Hershey remains on the list. And so does Denenberg’s favorite hero, who he acknowledges was also not without his flaws.
“My No. 1 hero has always been Thomas Jefferson,” Denenberg says. “I went to William and Mary because that’s where Thomas Jefferson went to school. He was possibly the most brilliant American ever, but he had a fatal flaw. He enslaved people. They are what generated his wealth. It’s very hard for me in my mind to accept the fact that even upon his passing he did not free his slaves like Washington did.”
The latest edition of the book, which is targeted for middle school students but will be illuminating for readers of all ages, is a great learning tool. The book includes images, a short introductory biographical segment, quotes and opportunities to learn more about each hero by reading more about each of them on suggested websites or books.
“We’ve been criticized because it doesn’t go deep enough, but that’s not the purpose of the book.

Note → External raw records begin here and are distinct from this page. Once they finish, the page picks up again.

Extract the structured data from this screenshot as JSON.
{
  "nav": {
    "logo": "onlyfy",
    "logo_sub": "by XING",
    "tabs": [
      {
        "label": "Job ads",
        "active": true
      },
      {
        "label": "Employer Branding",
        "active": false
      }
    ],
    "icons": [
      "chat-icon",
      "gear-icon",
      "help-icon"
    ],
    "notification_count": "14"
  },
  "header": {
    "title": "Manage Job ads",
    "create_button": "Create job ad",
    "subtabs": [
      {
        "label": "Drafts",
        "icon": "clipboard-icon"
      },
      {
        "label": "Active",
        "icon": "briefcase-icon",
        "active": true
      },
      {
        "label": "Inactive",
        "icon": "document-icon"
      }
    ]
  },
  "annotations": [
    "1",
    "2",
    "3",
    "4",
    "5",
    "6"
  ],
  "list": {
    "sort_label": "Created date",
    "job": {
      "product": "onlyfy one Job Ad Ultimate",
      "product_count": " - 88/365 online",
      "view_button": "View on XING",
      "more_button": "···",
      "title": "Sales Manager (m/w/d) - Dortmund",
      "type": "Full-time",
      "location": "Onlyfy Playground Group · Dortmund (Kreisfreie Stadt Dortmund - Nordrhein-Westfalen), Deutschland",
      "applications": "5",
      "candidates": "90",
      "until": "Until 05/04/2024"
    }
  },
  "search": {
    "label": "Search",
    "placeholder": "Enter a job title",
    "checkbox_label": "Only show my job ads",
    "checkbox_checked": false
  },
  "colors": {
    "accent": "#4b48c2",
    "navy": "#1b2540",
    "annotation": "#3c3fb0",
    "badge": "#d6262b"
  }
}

It’s to acquaint you with these heroes, and hopefully you’ll explore them more on their own,” Denenberg says, while acknowledging that each of these heroes could (and many do) have multiple biographies written about them.
The new book not only encourages readers to familiarize themselves with lesser-known heroes, but to expand their definition of what a hero can be. Artists, Denenberg says, like Louis Armstrong (who is included in an appendix and who Denenberg says “would be number 61 on my list”) have a tremendous impact on people’s lives.
“Too often people think of heroes only on the battlefield,” Denenberg says. “But Rosa Parks is a hero. What she did was heroic.”